**THE TASK:** Lines below containing the word "Admin" should be copied out.

(Collection entries)

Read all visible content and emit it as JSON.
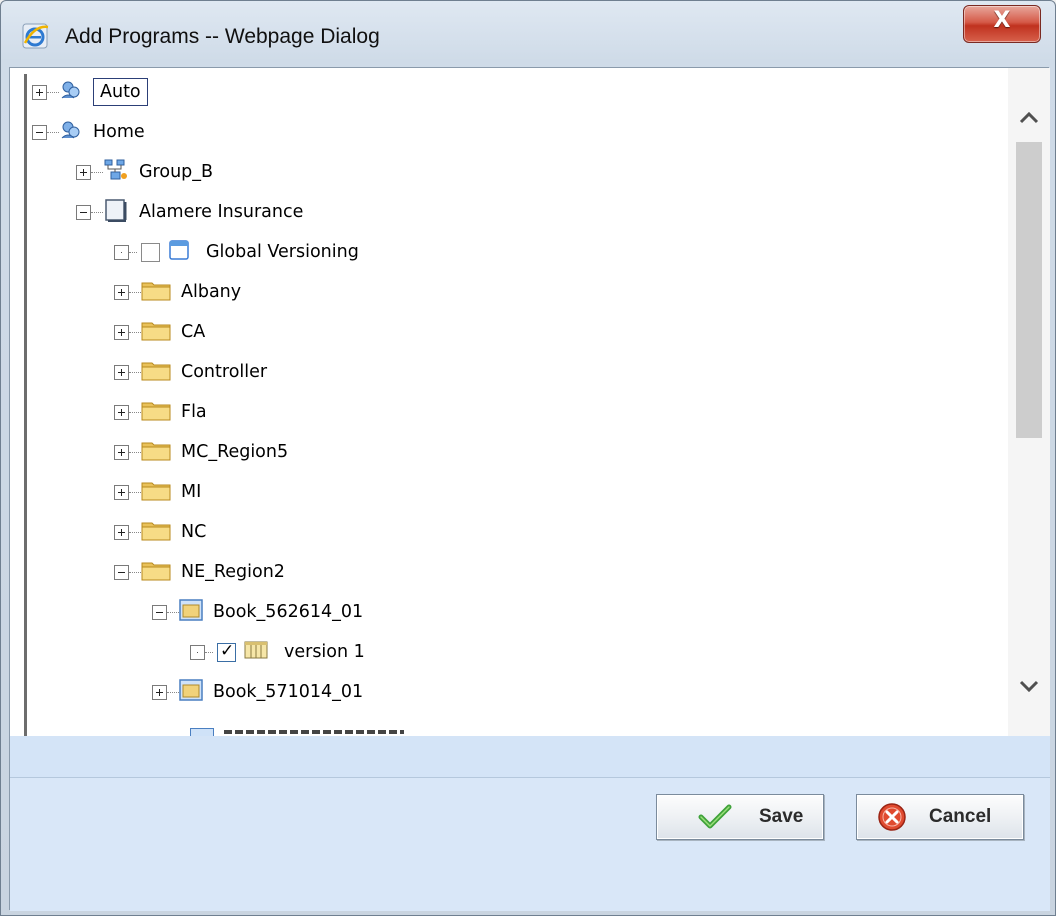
{
  "window": {
    "title": "Add Programs -- Webpage Dialog",
    "close_label": "X"
  },
  "tree": [
    {
      "label": "Auto",
      "expander": "plus",
      "icon": "group-icon",
      "selected": true
    },
    {
      "label": "Home",
      "expander": "minus",
      "icon": "group-icon"
    },
    {
      "label": "Group_B",
      "expander": "plus",
      "icon": "network-group-icon"
    },
    {
      "label": "Alamere Insurance",
      "expander": "minus",
      "icon": "company-icon"
    },
    {
      "label": "Global Versioning",
      "expander": "leaf",
      "icon": "window-icon",
      "checkbox": false
    },
    {
      "label": "Albany",
      "expander": "plus",
      "icon": "folder-icon"
    },
    {
      "label": "CA",
      "expander": "plus",
      "icon": "folder-icon"
    },
    {
      "label": "Controller",
      "expander": "plus",
      "icon": "folder-icon"
    },
    {
      "label": "Fla",
      "expander": "plus",
      "icon": "folder-icon"
    },
    {
      "label": "MC_Region5",
      "expander": "plus",
      "icon": "folder-icon"
    },
    {
      "label": "MI",
      "expander": "plus",
      "icon": "folder-icon"
    },
    {
      "label": "NC",
      "expander": "plus",
      "icon": "folder-icon"
    },
    {
      "label": "NE_Region2",
      "expander": "minus",
      "icon": "folder-icon"
    },
    {
      "label": "Book_562614_01",
      "expander": "minus",
      "icon": "book-icon"
    },
    {
      "label": "version 1",
      "expander": "leaf",
      "icon": "table-icon",
      "checkbox": true
    },
    {
      "label": "Book_571014_01",
      "expander": "plus",
      "icon": "book-icon"
    }
  ],
  "buttons": {
    "save_label": "Save",
    "cancel_label": "Cancel"
  },
  "colors": {
    "footer_bg": "#d9e7f8",
    "strip_bg": "#d4e4f7",
    "close_red": "#c0321f",
    "selection_border": "#2c3f77"
  }
}
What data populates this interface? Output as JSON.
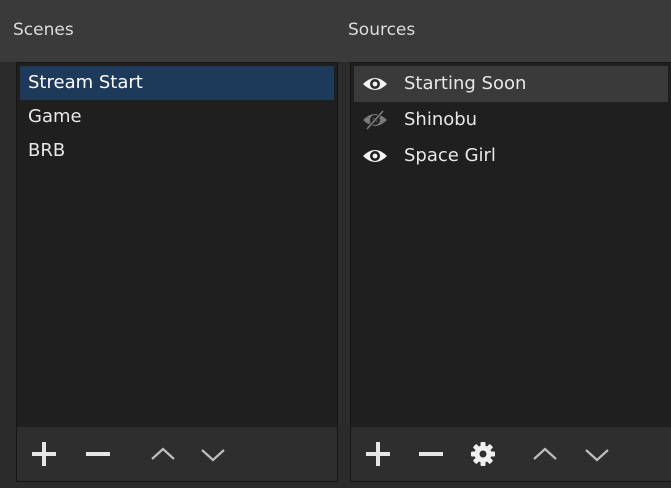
{
  "scenes": {
    "title": "Scenes",
    "items": [
      {
        "label": "Stream Start",
        "selected": true
      },
      {
        "label": "Game",
        "selected": false
      },
      {
        "label": "BRB",
        "selected": false
      }
    ],
    "toolbar": {
      "buttons": [
        "add-icon",
        "remove-icon",
        "move-up-icon",
        "move-down-icon"
      ]
    }
  },
  "sources": {
    "title": "Sources",
    "items": [
      {
        "label": "Starting Soon",
        "visible": true,
        "selected": true
      },
      {
        "label": "Shinobu",
        "visible": false,
        "selected": false
      },
      {
        "label": "Space Girl",
        "visible": true,
        "selected": false
      }
    ],
    "toolbar": {
      "buttons": [
        "add-icon",
        "remove-icon",
        "gear-icon",
        "move-up-icon",
        "move-down-icon"
      ]
    }
  },
  "colors": {
    "selected_scene": "#1e3a5b",
    "selected_source": "#3a3a3a",
    "panel_bg": "#1f1f1f",
    "header_bg": "#3a3a3a"
  }
}
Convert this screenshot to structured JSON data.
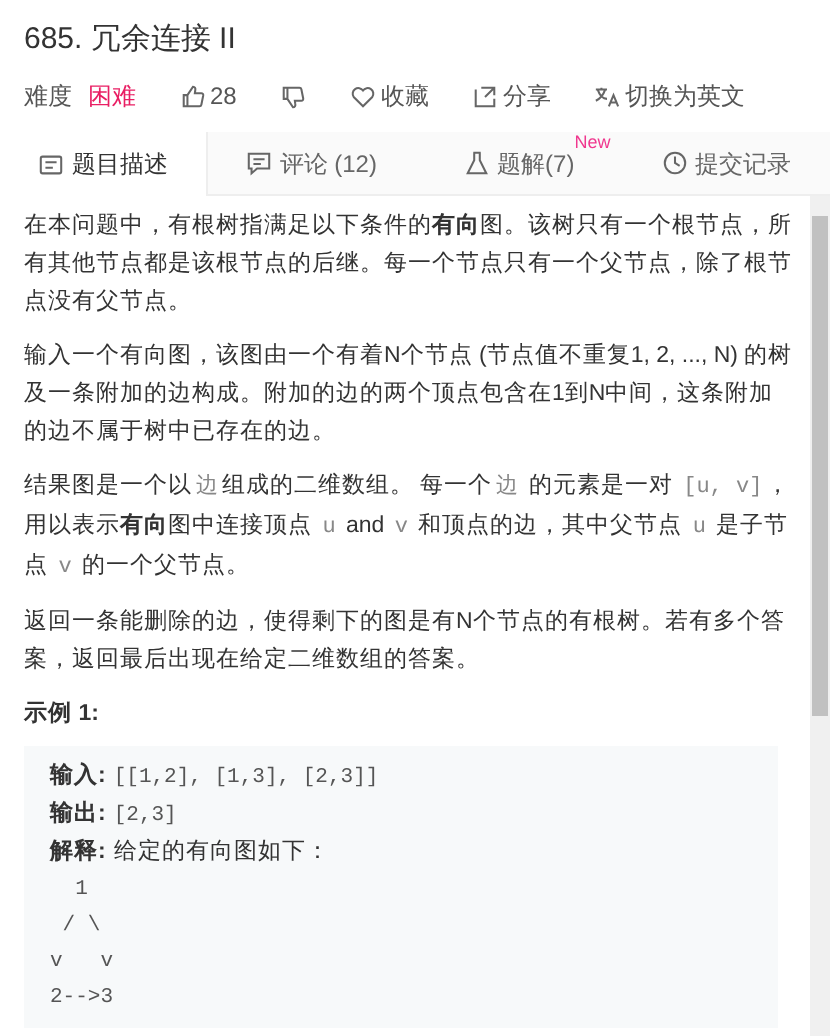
{
  "title": "685. 冗余连接 II",
  "meta": {
    "difficulty_label": "难度",
    "difficulty": "困难",
    "likes": "28",
    "favorite": "收藏",
    "share": "分享",
    "translate": "切换为英文"
  },
  "tabs": [
    {
      "label": "题目描述",
      "selected": true
    },
    {
      "label": "评论 (12)",
      "selected": false
    },
    {
      "label": "题解(7)",
      "selected": false,
      "badge": "New"
    },
    {
      "label": "提交记录",
      "selected": false
    }
  ],
  "paragraphs": [
    [
      {
        "kind": "text",
        "text": "在本问题中，有根树指满足以下条件的"
      },
      {
        "kind": "bold",
        "text": "有向"
      },
      {
        "kind": "text",
        "text": "图。该树只有一个根节点，所有其他节点都是该根节点的后继。每一个节点只有一个父节点，除了根节点没有父节点。"
      }
    ],
    [
      {
        "kind": "text",
        "text": "输入一个有向图，该图由一个有着N个节点 (节点值不重复1, 2, ..., N) 的树及一条附加的边构成。附加的边的两个顶点包含在1到N中间，这条附加的边不属于树中已存在的边。"
      }
    ],
    [
      {
        "kind": "text",
        "text": "结果图是一个以"
      },
      {
        "kind": "code",
        "text": "边"
      },
      {
        "kind": "text",
        "text": "组成的二维数组。 每一个"
      },
      {
        "kind": "code",
        "text": "边"
      },
      {
        "kind": "text",
        "text": " 的元素是一对 "
      },
      {
        "kind": "code",
        "text": "[u, v]"
      },
      {
        "kind": "text",
        "text": "，用以表示"
      },
      {
        "kind": "bold",
        "text": "有向"
      },
      {
        "kind": "text",
        "text": "图中连接顶点 "
      },
      {
        "kind": "code",
        "text": "u"
      },
      {
        "kind": "text",
        "text": " and "
      },
      {
        "kind": "code",
        "text": "v"
      },
      {
        "kind": "text",
        "text": " 和顶点的边，其中父节点 "
      },
      {
        "kind": "code",
        "text": "u"
      },
      {
        "kind": "text",
        "text": " 是子节点 "
      },
      {
        "kind": "code",
        "text": "v"
      },
      {
        "kind": "text",
        "text": " 的一个父节点。"
      }
    ],
    [
      {
        "kind": "text",
        "text": "返回一条能删除的边，使得剩下的图是有N个节点的有根树。若有多个答案，返回最后出现在给定二维数组的答案。"
      }
    ]
  ],
  "example": {
    "heading": "示例 1:",
    "lines": [
      {
        "kind": "code",
        "label": "输入:",
        "text": "[[1,2], [1,3], [2,3]]"
      },
      {
        "kind": "code",
        "label": "输出:",
        "text": "[2,3]"
      },
      {
        "kind": "prose",
        "label": "解释:",
        "text": "给定的有向图如下："
      },
      {
        "kind": "code",
        "text": "  1"
      },
      {
        "kind": "code",
        "text": " / \\"
      },
      {
        "kind": "code",
        "text": "v   v"
      },
      {
        "kind": "code",
        "text": "2-->3"
      }
    ]
  }
}
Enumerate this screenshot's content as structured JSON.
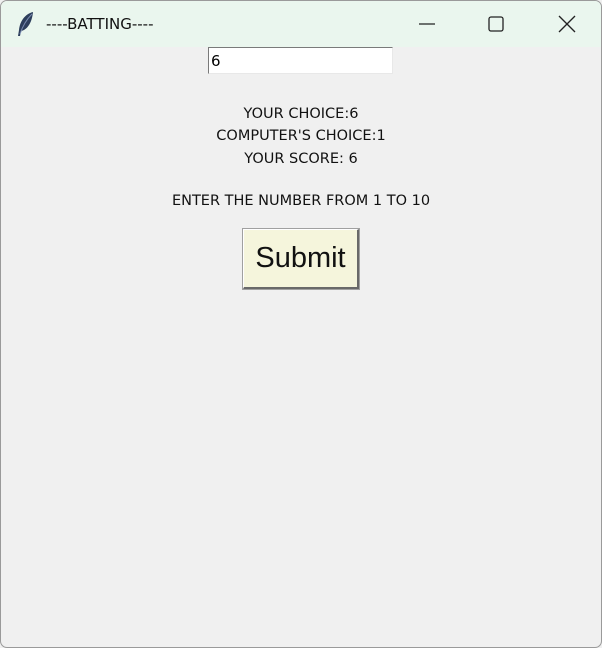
{
  "window": {
    "title": "----BATTING----",
    "icon": "feather-icon",
    "controls": [
      "minimize-icon",
      "maximize-icon",
      "close-icon"
    ]
  },
  "form": {
    "entry_value": "6",
    "your_choice": "YOUR CHOICE:6",
    "computer_choice": "COMPUTER'S CHOICE:1",
    "your_score": "YOUR SCORE: 6",
    "instruction": "ENTER THE NUMBER FROM 1 TO 10",
    "submit_label": "Submit"
  },
  "colors": {
    "titlebar": "#eaf6ee",
    "background": "#f0f0f0",
    "button_bg": "#f5f5dc"
  }
}
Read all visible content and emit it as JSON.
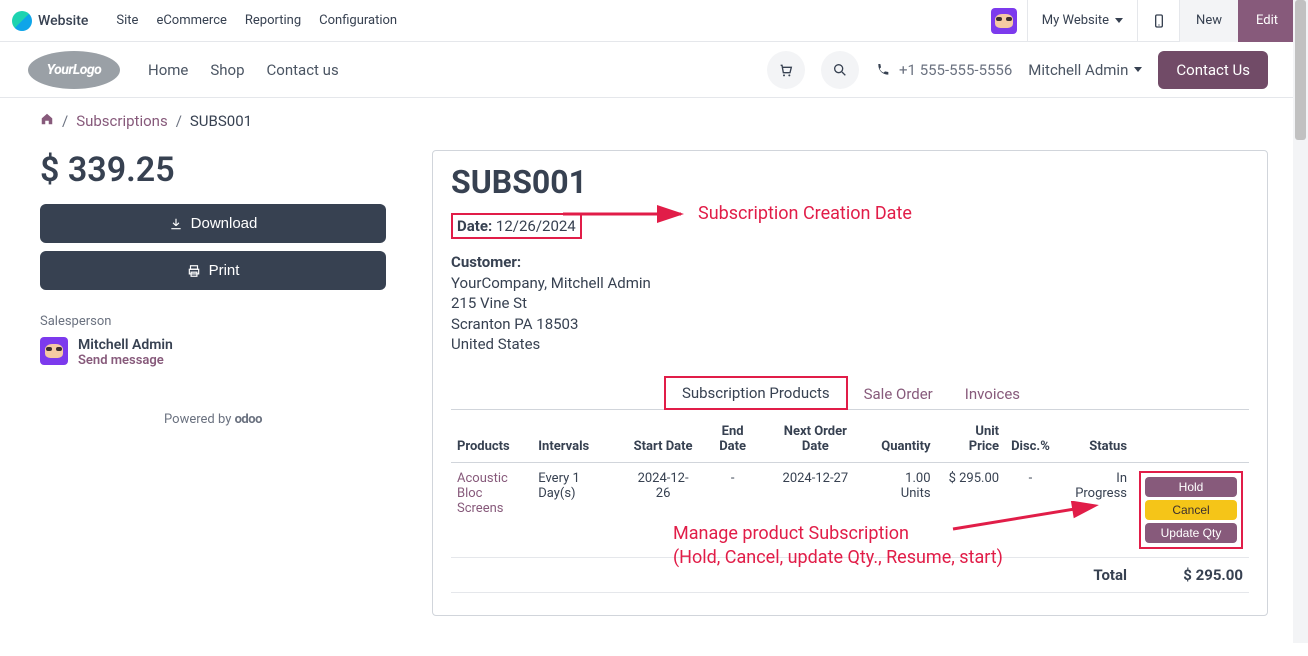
{
  "appbar": {
    "app_name": "Website",
    "menu": [
      "Site",
      "eCommerce",
      "Reporting",
      "Configuration"
    ],
    "site_dropdown": "My Website",
    "new_btn": "New",
    "edit_btn": "Edit"
  },
  "site_header": {
    "logo_text": "YourLogo",
    "nav": [
      "Home",
      "Shop",
      "Contact us"
    ],
    "phone": "+1 555-555-5556",
    "user": "Mitchell Admin",
    "contact_btn": "Contact Us"
  },
  "breadcrumb": {
    "items": [
      "Subscriptions",
      "SUBS001"
    ]
  },
  "left": {
    "price": "$ 339.25",
    "download": "Download",
    "print": "Print",
    "salesperson_label": "Salesperson",
    "salesperson_name": "Mitchell Admin",
    "send_message": "Send message",
    "powered_prefix": "Powered by ",
    "powered_brand": "odoo"
  },
  "detail": {
    "title": "SUBS001",
    "date_label": "Date:",
    "date_value": "12/26/2024",
    "customer_label": "Customer:",
    "customer_lines": [
      "YourCompany, Mitchell Admin",
      "215 Vine St",
      "Scranton PA 18503",
      "United States"
    ],
    "tabs": [
      "Subscription Products",
      "Sale Order",
      "Invoices"
    ],
    "columns": [
      "Products",
      "Intervals",
      "Start Date",
      "End Date",
      "Next Order Date",
      "Quantity",
      "Unit Price",
      "Disc.%",
      "Status"
    ],
    "row": {
      "product": "Acoustic Bloc Screens",
      "interval": "Every 1 Day(s)",
      "start": "2024-12-26",
      "end": "-",
      "next": "2024-12-27",
      "qty": "1.00 Units",
      "price": "$ 295.00",
      "disc": "-",
      "status": "In Progress",
      "actions": {
        "hold": "Hold",
        "cancel": "Cancel",
        "update": "Update Qty"
      }
    },
    "total_label": "Total",
    "total_value": "$ 295.00"
  },
  "annotations": {
    "creation": "Subscription Creation Date",
    "manage1": "Manage product Subscription",
    "manage2": "(Hold, Cancel, update Qty., Resume, start)"
  }
}
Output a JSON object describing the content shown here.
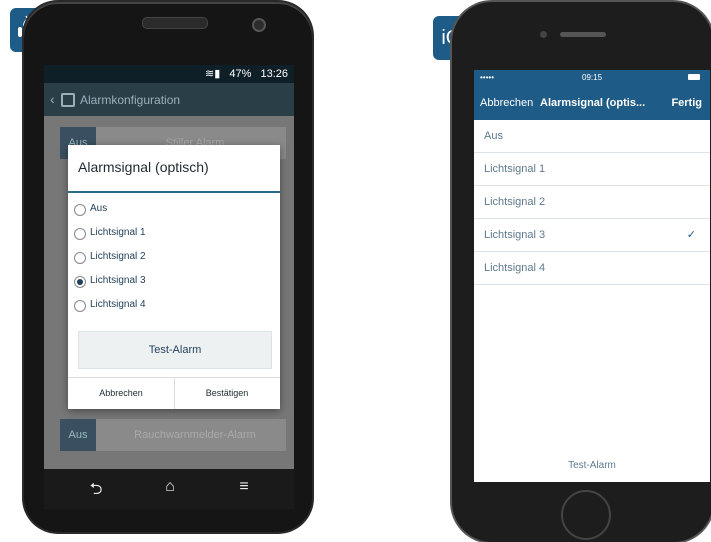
{
  "platform_badges": {
    "android_icon": "android-robot-icon",
    "ios": "iOS"
  },
  "android": {
    "status_bar": "13:26",
    "battery": "47%",
    "app_title": "Alarmkonfiguration",
    "background_rows": [
      {
        "badge": "Aus",
        "label": "Stiller Alarm"
      },
      {
        "badge": "Aus",
        "label": "Rauchwarnmelder-Alarm"
      }
    ],
    "dialog": {
      "title": "Alarmsignal (optisch)",
      "options": [
        "Aus",
        "Lichtsignal 1",
        "Lichtsignal 2",
        "Lichtsignal 3",
        "Lichtsignal 4"
      ],
      "selected": "Lichtsignal 3",
      "test_button": "Test-Alarm",
      "cancel": "Abbrechen",
      "confirm": "Bestätigen"
    },
    "nav_icons": [
      "back-icon",
      "home-icon",
      "menu-icon"
    ]
  },
  "ios": {
    "time": "09:15",
    "nav_left": "Abbrechen",
    "nav_title": "Alarmsignal (optis...",
    "nav_right": "Fertig",
    "options": [
      "Aus",
      "Lichtsignal 1",
      "Lichtsignal 2",
      "Lichtsignal 3",
      "Lichtsignal 4"
    ],
    "selected": "Lichtsignal 3",
    "checkmark": "✓",
    "test_button": "Test-Alarm"
  },
  "colors": {
    "accent": "#1e5b86",
    "appbar": "#2a3e48"
  }
}
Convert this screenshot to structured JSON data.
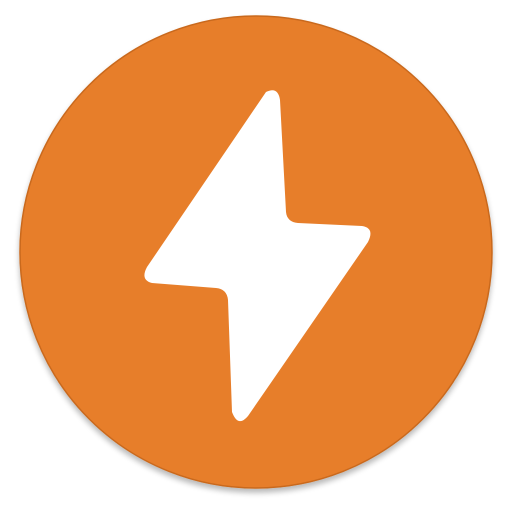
{
  "icon": {
    "name": "lightning-bolt-icon",
    "badge_shape": "circle",
    "colors": {
      "badge": "#E77E2C",
      "badge_shadow": "#C9691F",
      "bolt": "#FFFFFF",
      "background": "#FFFFFF"
    }
  }
}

**EXERCISE ANSWER:**
    "user": "Mitchell Admin",
    "salesperson_name": "Mitchell Admin",
      "YourCompany, Mitchell Admin",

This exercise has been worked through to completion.